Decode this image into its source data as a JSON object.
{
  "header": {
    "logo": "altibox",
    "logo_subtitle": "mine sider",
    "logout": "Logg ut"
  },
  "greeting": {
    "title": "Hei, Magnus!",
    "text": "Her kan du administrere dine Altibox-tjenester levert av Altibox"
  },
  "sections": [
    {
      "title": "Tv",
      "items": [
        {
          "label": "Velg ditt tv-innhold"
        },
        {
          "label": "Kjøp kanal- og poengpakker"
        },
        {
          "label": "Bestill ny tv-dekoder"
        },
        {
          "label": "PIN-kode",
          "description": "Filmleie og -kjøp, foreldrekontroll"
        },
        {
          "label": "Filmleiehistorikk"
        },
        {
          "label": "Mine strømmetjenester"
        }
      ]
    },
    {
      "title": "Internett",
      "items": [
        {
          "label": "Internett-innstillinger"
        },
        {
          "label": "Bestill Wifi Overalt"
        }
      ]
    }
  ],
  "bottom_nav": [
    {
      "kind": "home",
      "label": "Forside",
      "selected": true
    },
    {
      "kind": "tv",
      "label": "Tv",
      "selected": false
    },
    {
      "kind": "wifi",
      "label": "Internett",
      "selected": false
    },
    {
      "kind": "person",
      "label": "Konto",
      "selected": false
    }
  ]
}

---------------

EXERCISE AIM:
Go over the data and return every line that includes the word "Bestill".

EXPECTED ANSWER:
          "label": "Bestill ny tv-dekoder"
          "label": "Bestill Wifi Overalt"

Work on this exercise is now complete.